In vitro hematopoiesis produces a distinct class of immature dendritic cells from spleen progenitors with limited T cell stimulation capacity.

School of Biochemistry and Molecular Biology, Australian National University, Canberra, ACT 0200, Australia.
International Immunology (Impact Factor: 3.18). 05/2004; 16(4):567-77.
Source: PubMed

ABSTRACT The study of dendritic cells (DC) has been hampered by the difficulty of isolating rare cells for analysis of their phenotype and function. Interpretation of the DC lineage has been largely influenced by studies on cell populations which can be readily isolated and amplified in the presence of cytokines. Long term cultures (LTC) from murine spleen have been shown to support continuous in vitro hematopoiesis of DC dependent on interaction with a stromal cell monolayer. LTC-DC represent a single, stable class of DC derived by constant turnover of spleen DC progenitors maintained within stroma. They represent a resident DC population in spleen. The functional characteristics of LTC-DC have been studied in terms of capacity to stimulate T cells and response to activation by environmental stimuli. LTC-DC have many morphological, phenotypic and functional properties reflecting an immature or partially mature, marginal zone-like CD4(-)CD8(-) splenic DC subset. They are highly endocytic and can process and present protein antigen to naive hen egg lysozyme (HEL)-specific MHC-II-restricted TCR-Tg CD4(+) T cells. They do not, however, induce T cell proliferation in a mixed lymphocyte reaction. LTC-DC do not respond in a typical fashion to common DC activators like LPS and CD40L. They upregulate MHC-I and CD80/CD86 but not MHC-II and CD40. They reflect an endogenous, immature DC subset in spleen with properties distinct from immature DC located in peripheral tissues.

Download full-text

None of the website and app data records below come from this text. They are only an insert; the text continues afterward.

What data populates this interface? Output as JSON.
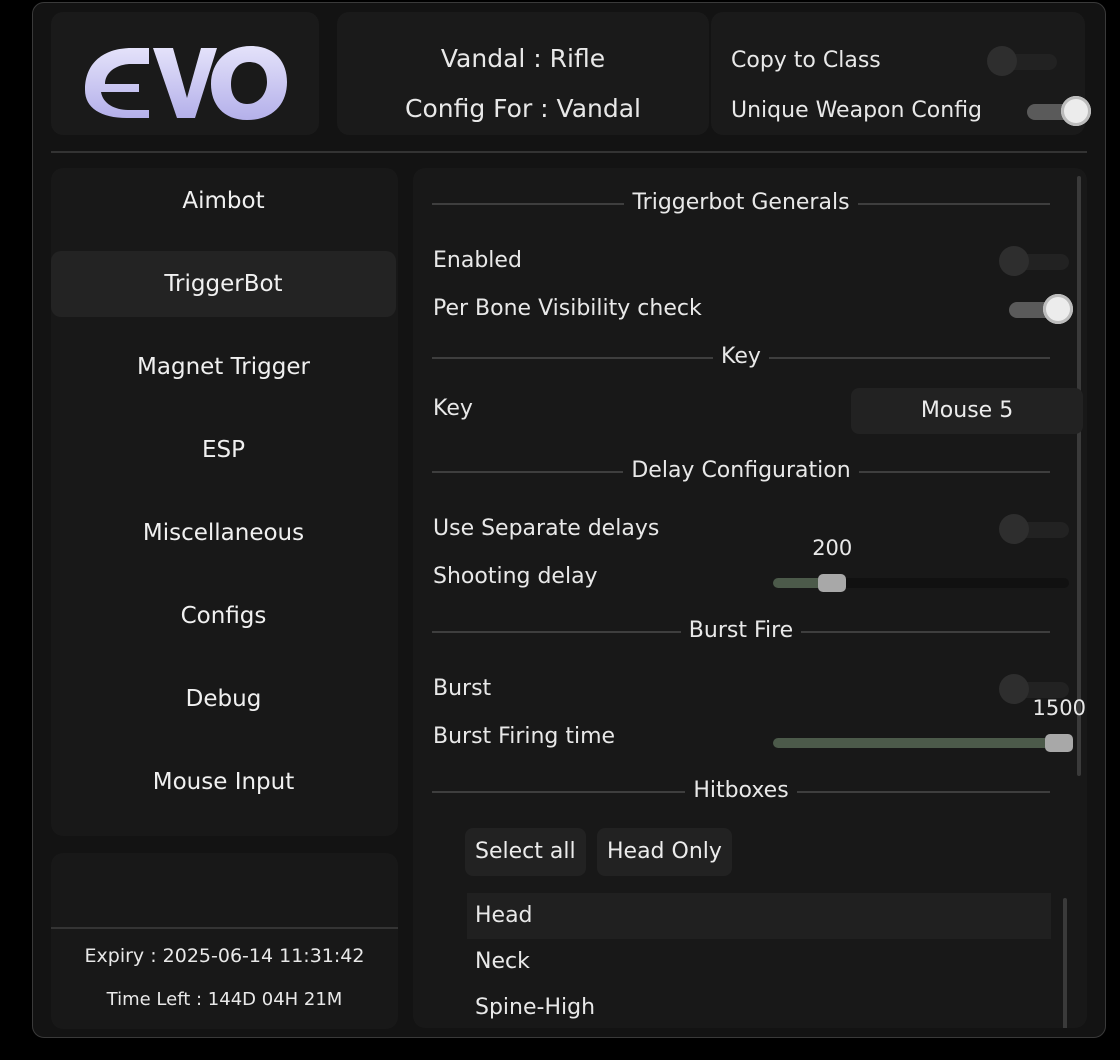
{
  "header": {
    "logo_text": "EVO",
    "weapon_line": "Vandal : Rifle",
    "config_line": "Config For : Vandal",
    "copy_to_class_label": "Copy to Class",
    "copy_to_class_on": false,
    "unique_weapon_config_label": "Unique Weapon Config",
    "unique_weapon_config_on": true
  },
  "sidebar": {
    "items": [
      {
        "label": "Aimbot",
        "active": false
      },
      {
        "label": "TriggerBot",
        "active": true
      },
      {
        "label": "Magnet Trigger",
        "active": false
      },
      {
        "label": "ESP",
        "active": false
      },
      {
        "label": "Miscellaneous",
        "active": false
      },
      {
        "label": "Configs",
        "active": false
      },
      {
        "label": "Debug",
        "active": false
      },
      {
        "label": "Mouse Input",
        "active": false
      }
    ]
  },
  "license": {
    "expiry": "Expiry : 2025-06-14 11:31:42",
    "time_left": "Time Left : 144D 04H 21M"
  },
  "triggerbot": {
    "sections": {
      "generals": "Triggerbot Generals",
      "key": "Key",
      "delay": "Delay Configuration",
      "burst": "Burst Fire",
      "hitboxes": "Hitboxes"
    },
    "enabled_label": "Enabled",
    "enabled_on": false,
    "bone_check_label": "Per Bone Visibility check",
    "bone_check_on": true,
    "key_label": "Key",
    "key_value": "Mouse 5",
    "separate_delays_label": "Use Separate delays",
    "separate_delays_on": false,
    "shooting_delay_label": "Shooting delay",
    "shooting_delay_value": "200",
    "shooting_delay_fraction": 0.2,
    "burst_label": "Burst",
    "burst_on": false,
    "burst_time_label": "Burst Firing time",
    "burst_time_value": "1500",
    "burst_time_fraction": 1.0,
    "select_all_label": "Select all",
    "head_only_label": "Head Only",
    "hitboxes": [
      {
        "label": "Head",
        "selected": true
      },
      {
        "label": "Neck",
        "selected": false
      },
      {
        "label": "Spine-High",
        "selected": false
      }
    ]
  },
  "colors": {
    "background": "#131313",
    "panel": "#181818",
    "accent_logo": "#ccc8f4",
    "slider_fill": "#4c5a4a"
  }
}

Available from: Helen C O’Neill, Jul 04, 2015
  • Source
    [Show abstract] [Hide abstract]
    ABSTRACT: CD4(+) T cells play a central role in regulating the immune response. Their effector function is commonly assessed by their capacity to secrete cytokines detected by ELISPOT and intracellular cytokine staining. However, one aspect of their effector function that is often overlooked is their ability to help activation of cognate B cells directly, a process that is initiated through the engagement of their T cell-receptor (TCR) with cognate peptide presented on major histocompatibility complex class II (MHC-II) molecules by B cells. Here we report a method to monitor CD4(+) T cell-mediated B cell help in vivo using a multiplex high throughput assay. This assay utilizes a fluorescent target array (FTA), which is comprised of lymphocytes labeled with numerous (>200) unique fluorescence signatures that can be delineated in a single recipient animal based on combination labeling with the three vital dyes carboxyfluorescein diacetate succinimidyl ester (CFSE), CellTrace Violet (CTV) and Cell Proliferation Dye eFluor 670 (CPD). By pulsing different B cell populations in a FTA with titrated amounts of cognate MHC-II binding peptides, CD4(+) T cell help could be assessed by measuring induction of the B cell activation markers CD69 and CD44 by antibody labeling and flow cytometry. We call this the "FTA T helper assay", and have found it to be a robust and sensitive assay to measure CD4(+) T cell helper activity across a multitude of peptide-pulsed B "target" cells in real time in vivo. Furthermore, the technique can be used simultaneously with the FTA killing assay that measures cytotoxic T cell function, to provide a comprehensive tool for measuring both CD4(+) and CD8(+) T cell activity during an immune response in vivo.
    Journal of immunological methods 10/2012; 387(1-2). DOI:10.1016/j.jim.2012.10.013
  • Source
    01/2012; NOVA Science Publishers.
  • Source